In Come the Canadians
During Prohibition, American distilleries weren’t running, so whisky lovers had to (illicitly) source their whisky from their mellow neighbours to the north, where rye grew a’plenty. While rye is also enjoying a comeback and can now be made on either side of the US-Canada border, it must be produced with at least 51 per cent rye, and aged in charred barrels for at least two years.
Rye whiskies, which tend to be fruitier and spicier, were often the base spirits for some of the cocktail world’s most enduring drinks, including the Manhattan. Here are some of our favoruite rye whiskies.
Eastbound & Down

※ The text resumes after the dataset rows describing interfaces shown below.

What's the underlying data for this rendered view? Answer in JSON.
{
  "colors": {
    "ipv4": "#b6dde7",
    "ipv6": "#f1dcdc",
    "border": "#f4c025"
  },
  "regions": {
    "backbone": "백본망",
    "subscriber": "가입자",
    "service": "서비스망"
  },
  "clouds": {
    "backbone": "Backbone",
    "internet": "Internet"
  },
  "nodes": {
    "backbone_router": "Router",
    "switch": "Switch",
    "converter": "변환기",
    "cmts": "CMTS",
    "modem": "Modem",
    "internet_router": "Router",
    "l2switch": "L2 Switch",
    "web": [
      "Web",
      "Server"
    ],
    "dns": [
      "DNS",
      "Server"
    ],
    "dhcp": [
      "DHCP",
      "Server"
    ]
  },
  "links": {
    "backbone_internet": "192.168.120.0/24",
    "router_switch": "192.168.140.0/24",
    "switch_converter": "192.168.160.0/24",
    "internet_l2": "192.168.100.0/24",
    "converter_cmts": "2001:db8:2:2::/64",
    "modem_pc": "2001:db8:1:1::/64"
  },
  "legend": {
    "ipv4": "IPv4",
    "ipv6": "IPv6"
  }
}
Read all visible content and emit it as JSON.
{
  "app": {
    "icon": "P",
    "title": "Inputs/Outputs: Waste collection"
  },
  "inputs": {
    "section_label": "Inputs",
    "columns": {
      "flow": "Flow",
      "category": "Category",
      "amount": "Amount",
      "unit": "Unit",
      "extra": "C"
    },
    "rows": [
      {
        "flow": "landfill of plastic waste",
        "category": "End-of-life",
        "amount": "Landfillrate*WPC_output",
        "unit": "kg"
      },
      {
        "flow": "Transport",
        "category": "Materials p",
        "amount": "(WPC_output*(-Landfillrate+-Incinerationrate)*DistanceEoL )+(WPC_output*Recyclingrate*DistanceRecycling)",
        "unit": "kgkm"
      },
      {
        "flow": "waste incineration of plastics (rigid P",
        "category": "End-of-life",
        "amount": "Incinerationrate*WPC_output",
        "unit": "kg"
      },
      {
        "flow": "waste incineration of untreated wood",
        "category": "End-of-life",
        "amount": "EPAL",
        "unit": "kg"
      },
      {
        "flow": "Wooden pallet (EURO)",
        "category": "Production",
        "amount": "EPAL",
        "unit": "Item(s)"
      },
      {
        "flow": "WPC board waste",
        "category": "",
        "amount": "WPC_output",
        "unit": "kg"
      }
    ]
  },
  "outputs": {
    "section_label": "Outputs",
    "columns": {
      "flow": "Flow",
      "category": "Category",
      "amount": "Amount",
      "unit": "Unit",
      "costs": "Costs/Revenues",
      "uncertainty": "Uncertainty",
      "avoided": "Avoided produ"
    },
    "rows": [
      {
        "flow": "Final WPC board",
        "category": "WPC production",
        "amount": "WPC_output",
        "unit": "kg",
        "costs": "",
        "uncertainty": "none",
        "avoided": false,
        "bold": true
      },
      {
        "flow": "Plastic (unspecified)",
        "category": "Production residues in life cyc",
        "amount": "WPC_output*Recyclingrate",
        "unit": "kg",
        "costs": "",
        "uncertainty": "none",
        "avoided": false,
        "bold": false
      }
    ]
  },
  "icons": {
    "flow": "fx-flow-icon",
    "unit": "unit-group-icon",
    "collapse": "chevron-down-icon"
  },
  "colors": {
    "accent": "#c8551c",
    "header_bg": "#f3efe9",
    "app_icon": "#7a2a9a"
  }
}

Japan and Taiwan have really shaken up the global whisky scene, with sensational drops from the Far East winning awards from across the globe. Whiskies produced in Japan tend to be Scotch-styled and use double malted or peated barley as a base, with the resulting distillate aged in wooden casks. While the Japanese produce both single malts and blends, their whiskies tend to be drier and smokier. Market leaders include Suntory, Yamazaki, Hibiki and Hakushu.
Taiwan tends to be more playful with its whisky, but no less successful. The first Taiwanese whisky distillery only opened in 2006 but since then brands like Kavalan have been creating quite the collection of whiskies, which tend to mature two to three times faster than their Scottish and Irish cousins thanks to the island’s sub-tropical climate (although this does lead to a much larger angel’s share).
The Taiwanese don’t have all the old-school rules to follow so tend to be quite innovative in their use of casks and maturation periods – for example, Kavalan’s Solist Vinho Barrique is matured in casks that contained red and white wines before being re-toasted. Taiwanese whiskies to look out for include Kavalan, Yushan, and Omar.
For more Wines & Spirits inspiration click here.